Traders must not apply different trading conditions (including net sale prices) for reasons related to a customer’s nationality, place of residence, or place of establishment in three specific scenarios, namely where a customer seeks to:
There are some important carve-outs from the geo-blocking ban.
Traders must not discriminate against customers by refusing certain transactions, or by applying different conditions or payment, for reasons related to customers’ nationality, place of residence, place of establishment, the location of the payment account, the place of establishment of the payment service provider or the place of issue of the payment instrument. This obligation is subject to certain limitations, such as that the payment transaction is made through an electronic transaction, strong customer authentication is available and the payment transactions are in a currency that the trader accepts.
Passive sales clauses (for example, in distribution agreements) requiring traders not to respond to unsolicited demand from consumers in other Member States will be automatically void and unenforceable. While passive sales restrictions will often infringe EU competition law in any event, the Regulation renders the prohibition of passive sales absolute — irrespective of the trader’s market position. The relevant article of the Regulation relating to passive sales (Article 6) will apply 24 months from the Regulation’s date of entry into force.
The Regulation’s scope is aligned with that of the Services Directive (Directive 2006/123/EC of the European Parliament and of the Council of 12 December 2006 on services in the internal market). However, if conflicts arise, the rules of the Regulation prevail. The Regulation aims to clarify the non-discrimination obligations in Article 20 of the Services Directive.
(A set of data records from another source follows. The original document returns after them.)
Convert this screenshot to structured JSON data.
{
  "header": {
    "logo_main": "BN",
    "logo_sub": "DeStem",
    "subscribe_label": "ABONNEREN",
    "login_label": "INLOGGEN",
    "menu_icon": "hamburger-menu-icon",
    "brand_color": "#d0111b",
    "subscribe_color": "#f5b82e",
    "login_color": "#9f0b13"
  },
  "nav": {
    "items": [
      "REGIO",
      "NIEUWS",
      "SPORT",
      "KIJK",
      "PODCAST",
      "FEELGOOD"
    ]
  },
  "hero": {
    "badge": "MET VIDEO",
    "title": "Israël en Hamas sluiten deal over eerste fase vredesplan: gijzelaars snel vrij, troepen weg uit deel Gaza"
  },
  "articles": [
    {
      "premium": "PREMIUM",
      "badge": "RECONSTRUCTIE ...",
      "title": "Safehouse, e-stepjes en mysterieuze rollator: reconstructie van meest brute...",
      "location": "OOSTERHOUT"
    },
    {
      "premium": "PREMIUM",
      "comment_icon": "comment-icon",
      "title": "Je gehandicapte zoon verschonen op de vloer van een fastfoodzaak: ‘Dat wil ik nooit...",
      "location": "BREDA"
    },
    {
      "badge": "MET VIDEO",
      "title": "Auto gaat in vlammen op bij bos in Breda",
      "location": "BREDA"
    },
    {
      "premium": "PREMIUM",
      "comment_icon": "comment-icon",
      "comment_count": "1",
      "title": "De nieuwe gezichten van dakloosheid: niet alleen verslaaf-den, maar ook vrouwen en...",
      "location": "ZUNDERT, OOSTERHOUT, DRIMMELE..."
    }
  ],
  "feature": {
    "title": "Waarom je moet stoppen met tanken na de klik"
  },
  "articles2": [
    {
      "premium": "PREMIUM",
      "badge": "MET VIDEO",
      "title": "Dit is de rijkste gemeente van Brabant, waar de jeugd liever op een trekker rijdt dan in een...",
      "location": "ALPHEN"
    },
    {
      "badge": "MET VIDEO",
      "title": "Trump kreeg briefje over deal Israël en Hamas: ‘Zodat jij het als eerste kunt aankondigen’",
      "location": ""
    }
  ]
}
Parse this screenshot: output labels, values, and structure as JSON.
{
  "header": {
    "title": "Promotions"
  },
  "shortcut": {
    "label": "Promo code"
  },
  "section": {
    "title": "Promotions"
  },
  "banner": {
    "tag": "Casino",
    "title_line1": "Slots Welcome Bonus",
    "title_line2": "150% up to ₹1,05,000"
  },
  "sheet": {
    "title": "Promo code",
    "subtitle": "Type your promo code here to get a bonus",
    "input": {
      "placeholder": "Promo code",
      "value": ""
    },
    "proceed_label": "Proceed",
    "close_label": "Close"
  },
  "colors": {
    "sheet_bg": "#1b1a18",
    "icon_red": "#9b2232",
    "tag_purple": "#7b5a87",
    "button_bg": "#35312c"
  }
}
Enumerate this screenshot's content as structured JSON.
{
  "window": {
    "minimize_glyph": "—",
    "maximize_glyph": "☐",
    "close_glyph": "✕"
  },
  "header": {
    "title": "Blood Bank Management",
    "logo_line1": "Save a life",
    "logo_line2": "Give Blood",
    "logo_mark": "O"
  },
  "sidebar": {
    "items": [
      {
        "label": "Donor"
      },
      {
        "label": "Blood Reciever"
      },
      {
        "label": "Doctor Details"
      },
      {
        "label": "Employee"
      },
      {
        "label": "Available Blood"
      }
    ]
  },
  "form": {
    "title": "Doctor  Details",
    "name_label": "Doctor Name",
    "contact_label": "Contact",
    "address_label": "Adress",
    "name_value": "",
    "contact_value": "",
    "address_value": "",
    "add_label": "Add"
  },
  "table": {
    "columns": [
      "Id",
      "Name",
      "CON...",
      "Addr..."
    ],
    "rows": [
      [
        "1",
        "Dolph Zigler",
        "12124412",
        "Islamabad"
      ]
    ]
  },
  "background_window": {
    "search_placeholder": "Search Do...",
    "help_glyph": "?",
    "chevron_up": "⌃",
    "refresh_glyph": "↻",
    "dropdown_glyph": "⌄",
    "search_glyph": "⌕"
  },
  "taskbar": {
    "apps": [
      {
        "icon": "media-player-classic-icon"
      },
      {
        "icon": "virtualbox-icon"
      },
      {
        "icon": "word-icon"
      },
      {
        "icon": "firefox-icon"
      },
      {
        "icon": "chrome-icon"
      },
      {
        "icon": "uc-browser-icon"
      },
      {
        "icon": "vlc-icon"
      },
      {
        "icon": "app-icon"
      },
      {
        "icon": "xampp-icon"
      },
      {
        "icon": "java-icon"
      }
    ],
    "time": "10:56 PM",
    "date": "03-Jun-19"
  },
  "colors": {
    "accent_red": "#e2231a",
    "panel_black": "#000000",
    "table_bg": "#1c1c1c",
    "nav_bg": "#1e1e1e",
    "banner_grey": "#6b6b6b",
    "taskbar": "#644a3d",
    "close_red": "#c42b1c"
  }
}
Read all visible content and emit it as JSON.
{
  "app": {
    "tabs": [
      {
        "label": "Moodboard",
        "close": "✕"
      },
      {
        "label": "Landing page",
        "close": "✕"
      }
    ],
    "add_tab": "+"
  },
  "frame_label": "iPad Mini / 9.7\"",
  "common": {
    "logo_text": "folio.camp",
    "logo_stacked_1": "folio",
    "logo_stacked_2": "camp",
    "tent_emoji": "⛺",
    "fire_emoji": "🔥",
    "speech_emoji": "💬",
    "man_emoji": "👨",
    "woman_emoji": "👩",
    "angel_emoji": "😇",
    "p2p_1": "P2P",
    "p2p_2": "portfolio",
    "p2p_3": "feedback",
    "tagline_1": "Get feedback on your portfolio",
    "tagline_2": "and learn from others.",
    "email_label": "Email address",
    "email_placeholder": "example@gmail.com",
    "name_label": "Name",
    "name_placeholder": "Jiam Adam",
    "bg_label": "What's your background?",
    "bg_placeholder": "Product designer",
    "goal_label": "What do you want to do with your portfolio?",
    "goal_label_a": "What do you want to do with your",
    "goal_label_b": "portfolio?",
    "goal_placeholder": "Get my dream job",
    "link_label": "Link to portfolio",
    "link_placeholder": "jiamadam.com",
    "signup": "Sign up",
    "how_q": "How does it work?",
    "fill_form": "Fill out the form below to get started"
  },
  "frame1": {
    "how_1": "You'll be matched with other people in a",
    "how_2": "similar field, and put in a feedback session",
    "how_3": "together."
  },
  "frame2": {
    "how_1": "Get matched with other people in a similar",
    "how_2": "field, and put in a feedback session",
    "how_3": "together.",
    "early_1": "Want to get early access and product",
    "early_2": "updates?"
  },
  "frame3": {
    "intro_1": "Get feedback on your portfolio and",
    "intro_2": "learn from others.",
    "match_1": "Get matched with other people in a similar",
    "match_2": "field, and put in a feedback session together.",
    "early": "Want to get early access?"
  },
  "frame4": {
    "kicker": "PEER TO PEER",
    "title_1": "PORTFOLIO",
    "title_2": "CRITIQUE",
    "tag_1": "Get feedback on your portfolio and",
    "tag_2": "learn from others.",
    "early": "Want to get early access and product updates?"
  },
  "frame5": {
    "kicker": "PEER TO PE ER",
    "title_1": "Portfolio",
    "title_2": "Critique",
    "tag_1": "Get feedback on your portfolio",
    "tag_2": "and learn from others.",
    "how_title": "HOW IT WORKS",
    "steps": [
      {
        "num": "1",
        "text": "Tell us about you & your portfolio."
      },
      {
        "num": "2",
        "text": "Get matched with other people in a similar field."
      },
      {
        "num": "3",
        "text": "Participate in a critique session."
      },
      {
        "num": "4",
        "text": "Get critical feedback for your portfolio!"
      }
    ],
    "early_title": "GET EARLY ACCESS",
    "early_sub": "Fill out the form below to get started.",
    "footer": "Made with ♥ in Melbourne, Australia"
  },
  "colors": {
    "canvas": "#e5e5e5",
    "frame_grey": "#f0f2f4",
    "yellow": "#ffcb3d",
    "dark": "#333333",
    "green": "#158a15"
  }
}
For this reason, a number of important service industries are excluded from the Regulation’s scope, including financial, transport, electronic communication, healthcare, audio-visual, and broadcasting services.
The Regulation covers B2B transactions, but only if a consumer or business receives a service or purchases a good for the sole purpose of end use.
Entry into force
The Regulation has now been published in the EU’s official journal and will take effect nine months after that publication, namely on 3 December 2018.
The bigger picture
The Regulation forms part of the EU’s wider DSM strategy. EU legislators are also introducing a broader e-commerce package, which includes a multitude of legislative initiatives. These include a new regulation on the portability of digital services across the EU, which will come into force on 1 April 2018. Under this new regulation, consumers who paid for online content services in their home country will be able to access these services when visiting another EU country. Other proposals include more transparent and affordable cross-border parcel deliveries, and the modernisation of value-added tax rules for e-commerce.
In parallel to its legislative initiatives, the EC has challenged geo-blocking measures under the EU competition rules (Articles 101 and 102 TFEU). The EC has launched a number of individual anti-trust investigations in the consumer electronics, video game, hotel industry, clothing, and licensed merchandise sectors, as well as into the licensing and distribution practices of movie studios. Some of these enforcement actions target copyrighted content, and thus may reach beyond the Regulation’s scope.
Lars Kjølbye is the Managing Partner of Latham & Watkins' Brussels office
Elisabetta Righini is counsel in the Antitrust & Competition Practice in Latham & Watkins' Brussels office.
Peter Citron is Knowledge Management Counsel at Latham & Watkins LLP.
This article first appeared as a Latham & Watkins Client Alert.